There was resignation, determination, some frustration. And a day after the CIAC’s Board of Control decided there wouldn’t be winter high school athletics in the state for two months, there were still more questions than answers on Wednesday about what things will look like come Jan. 19.
“I think across the state, everybody understands. As adults, we understand,” New Milford wrestling coach Chris Piel said.
“It isn’t what we want. Every Monday after Thanksgiving is usually the first day of practice. It’s going to be kind of weird not to do that. But as long as we’re able to start in January, and/or the spring, and get these kids some kind of season.”
Wrestling was in its own limbo coming into the week. The state Department of Public Health put it in the higher-risk category for transmitting the novel coronavirus, and those sports aren’t supposed to be played until Jan. 1 at earliest.
The CIAC also pushed back all its lower- and moderate-risk sports in its Tuesday meeting.
“I’m disappointed for our coaches and kids right now, but when we look in three or four weeks, we’re going to all see they made the right call,” Newtown athletic director Matt Memoli said.
The state’s metrics are up, with hospitalizations doubled in two weeks (816 at Wednesday’s report) and deaths averaging about 10 a day for a similar period. Some schools have gone to full-time remote learning, some for staffing issues because of quarantines, others for direct COVID-19-case reasons.
“(The CIAC keeps) being the bearer of bad news, but they made the right call. There’s a date we can work toward,” Memoli said.
For Fairfield Prep hockey coach Matt Sather, there’s a bit of disappointment in that date. Understanding the state’s precarious COVID-19 condition, he wishes coaches could do more actual coaching in the meantime.
“We’re still stuck in this conditioning mode, which certainly for our sport is essentially impossible,” Sather said. “You can’t drop that kind of money on ice time not to have a stick in your hands. The other frustration is the lack of clarity, what the season will look like should they decide to go.”

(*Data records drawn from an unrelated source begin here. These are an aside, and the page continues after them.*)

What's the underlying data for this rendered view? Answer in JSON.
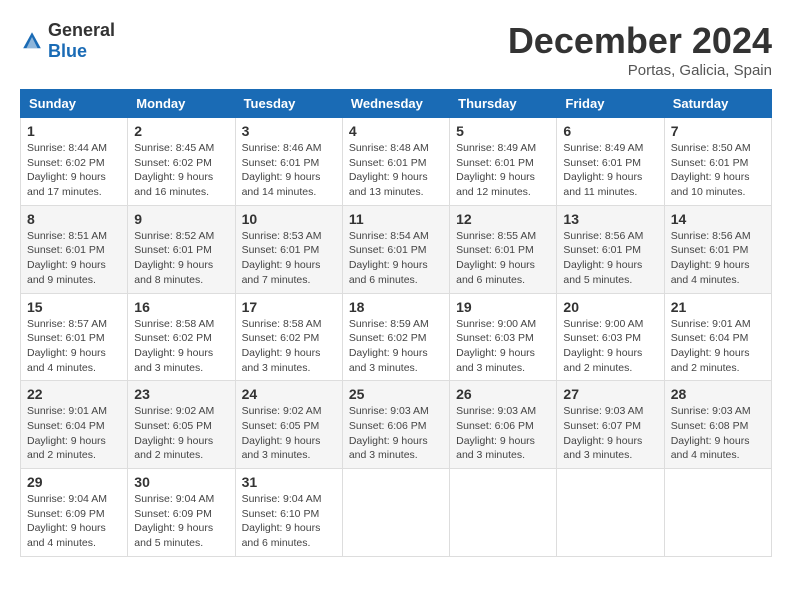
{
  "logo": {
    "general": "General",
    "blue": "Blue"
  },
  "title": "December 2024",
  "location": "Portas, Galicia, Spain",
  "weekdays": [
    "Sunday",
    "Monday",
    "Tuesday",
    "Wednesday",
    "Thursday",
    "Friday",
    "Saturday"
  ],
  "weeks": [
    [
      {
        "day": "1",
        "info": "Sunrise: 8:44 AM\nSunset: 6:02 PM\nDaylight: 9 hours and 17 minutes."
      },
      {
        "day": "2",
        "info": "Sunrise: 8:45 AM\nSunset: 6:02 PM\nDaylight: 9 hours and 16 minutes."
      },
      {
        "day": "3",
        "info": "Sunrise: 8:46 AM\nSunset: 6:01 PM\nDaylight: 9 hours and 14 minutes."
      },
      {
        "day": "4",
        "info": "Sunrise: 8:48 AM\nSunset: 6:01 PM\nDaylight: 9 hours and 13 minutes."
      },
      {
        "day": "5",
        "info": "Sunrise: 8:49 AM\nSunset: 6:01 PM\nDaylight: 9 hours and 12 minutes."
      },
      {
        "day": "6",
        "info": "Sunrise: 8:49 AM\nSunset: 6:01 PM\nDaylight: 9 hours and 11 minutes."
      },
      {
        "day": "7",
        "info": "Sunrise: 8:50 AM\nSunset: 6:01 PM\nDaylight: 9 hours and 10 minutes."
      }
    ],
    [
      {
        "day": "8",
        "info": "Sunrise: 8:51 AM\nSunset: 6:01 PM\nDaylight: 9 hours and 9 minutes."
      },
      {
        "day": "9",
        "info": "Sunrise: 8:52 AM\nSunset: 6:01 PM\nDaylight: 9 hours and 8 minutes."
      },
      {
        "day": "10",
        "info": "Sunrise: 8:53 AM\nSunset: 6:01 PM\nDaylight: 9 hours and 7 minutes."
      },
      {
        "day": "11",
        "info": "Sunrise: 8:54 AM\nSunset: 6:01 PM\nDaylight: 9 hours and 6 minutes."
      },
      {
        "day": "12",
        "info": "Sunrise: 8:55 AM\nSunset: 6:01 PM\nDaylight: 9 hours and 6 minutes."
      },
      {
        "day": "13",
        "info": "Sunrise: 8:56 AM\nSunset: 6:01 PM\nDaylight: 9 hours and 5 minutes."
      },
      {
        "day": "14",
        "info": "Sunrise: 8:56 AM\nSunset: 6:01 PM\nDaylight: 9 hours and 4 minutes."
      }
    ],
    [
      {
        "day": "15",
        "info": "Sunrise: 8:57 AM\nSunset: 6:01 PM\nDaylight: 9 hours and 4 minutes."
      },
      {
        "day": "16",
        "info": "Sunrise: 8:58 AM\nSunset: 6:02 PM\nDaylight: 9 hours and 3 minutes."
      },
      {
        "day": "17",
        "info": "Sunrise: 8:58 AM\nSunset: 6:02 PM\nDaylight: 9 hours and 3 minutes."
      },
      {
        "day": "18",
        "info": "Sunrise: 8:59 AM\nSunset: 6:02 PM\nDaylight: 9 hours and 3 minutes."
      },
      {
        "day": "19",
        "info": "Sunrise: 9:00 AM\nSunset: 6:03 PM\nDaylight: 9 hours and 3 minutes."
      },
      {
        "day": "20",
        "info": "Sunrise: 9:00 AM\nSunset: 6:03 PM\nDaylight: 9 hours and 2 minutes."
      },
      {
        "day": "21",
        "info": "Sunrise: 9:01 AM\nSunset: 6:04 PM\nDaylight: 9 hours and 2 minutes."
      }
    ],
    [
      {
        "day": "22",
        "info": "Sunrise: 9:01 AM\nSunset: 6:04 PM\nDaylight: 9 hours and 2 minutes."
      },
      {
        "day": "23",
        "info": "Sunrise: 9:02 AM\nSunset: 6:05 PM\nDaylight: 9 hours and 2 minutes."
      },
      {
        "day": "24",
        "info": "Sunrise: 9:02 AM\nSunset: 6:05 PM\nDaylight: 9 hours and 3 minutes."
      },
      {
        "day": "25",
        "info": "Sunrise: 9:03 AM\nSunset: 6:06 PM\nDaylight: 9 hours and 3 minutes."
      },
      {
        "day": "26",
        "info": "Sunrise: 9:03 AM\nSunset: 6:06 PM\nDaylight: 9 hours and 3 minutes."
      },
      {
        "day": "27",
        "info": "Sunrise: 9:03 AM\nSunset: 6:07 PM\nDaylight: 9 hours and 3 minutes."
      },
      {
        "day": "28",
        "info": "Sunrise: 9:03 AM\nSunset: 6:08 PM\nDaylight: 9 hours and 4 minutes."
      }
    ],
    [
      {
        "day": "29",
        "info": "Sunrise: 9:04 AM\nSunset: 6:09 PM\nDaylight: 9 hours and 4 minutes."
      },
      {
        "day": "30",
        "info": "Sunrise: 9:04 AM\nSunset: 6:09 PM\nDaylight: 9 hours and 5 minutes."
      },
      {
        "day": "31",
        "info": "Sunrise: 9:04 AM\nSunset: 6:10 PM\nDaylight: 9 hours and 6 minutes."
      },
      null,
      null,
      null,
      null
    ]
  ]
}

Sather’s preference would’ve been one of two options, with a call on Jan. 4 depending on the COVID-19 outlook: Cancel the season outright or start a 14-game season to end in mid-March.
“To say we’re pushing the decision to early January with no guidance and no ability to actually coach the kids — I don’t know about basketball, but hockey, it really opens the door to kids essentially choosing some other things.”
Sather’s concerns matched the buzz around the SCC, commissioner Al Carbone said: Whether teams could practice and prepare, and what the season would look like come January.
Teams can condition if their schools and towns and administrators allow it. Practices, though, are supposed to wait until Jan. 19.
“There’s an athletic directors meeting tomorrow,” Carbone said. “We’ll see what people anticipate being allowed to do. It’s all about the colors now, where your town is in the colors.”
Most towns are in the red, under public health alert with 15 cases per 100,000 population.
“The virus and the numbers are going to dictate what we’re doing here,” Norwalk athletic director Doug Marchetti said. “As much as we want things to change and be different, right now, we’re heading in the wrong direction unfortunately. As a community here in Norwalk, we have to act accordingly, and as a state governing body, the CIAC has to act accordingly.”
Schedules will be remade a second time; the CIAC set a framework for a slightly shorter winter season than usual on Oct. 15, leaving room for an alternative season in March and April for sports that didn’t complete the bulk of their seasons (right now, that’s tackle football) and room for a full spring season, since last spring’s athletes lost their entire season.
The Board of Control is next set to meet on Dec. 3, where it could set the new framework for winter, spring and the alternative season in between.
FCIAC commissioner Dave Schulz said his conference’s schedules are made, but they’re not public yet because he fears they will have to be changed.
Fall had its own challenges, delayed a bit, shortened and remade into regional schedules. There are lessons for this new winter season, Carbone said.
“We learned how we have to approach it: What districts have what policies, how we have to align divisions,” Carbone said. “Everyone was supportive and open to change. They were flexible. That’s what’s going to make it successful.”
“It is indoors. That’s a challenge we didn’t have in the fall.”
The Department of Public Health recommended indoor moderate-risk play only with modifications like masks. There are concerns about how all that will work (Piel worried about masks in wrestling: “I’ve seen kids get fingers caught in singlets and get hurt,” he said) and what facilities will be available (New Haven’s Floyd Little Athletic Center isn’t open yet, but facility director Erik Patchkofsky, also the New Haven Public Schools athletic director, said they were prepared for that).
Through it all, administrators have tried to stress staying positive.
“You want them to have some kind of season. Anything they can get. They need each other,” McMahon athletic director John Cross said. “The kids need the coaches, the coaches need the kids and the kids need each other. The whole school needs sports. School spirit is so low right now and a big part of that is because of what’s happening with sports.”
Scott Ericson, Dan Nowak and Dave Stewart contributed to this report.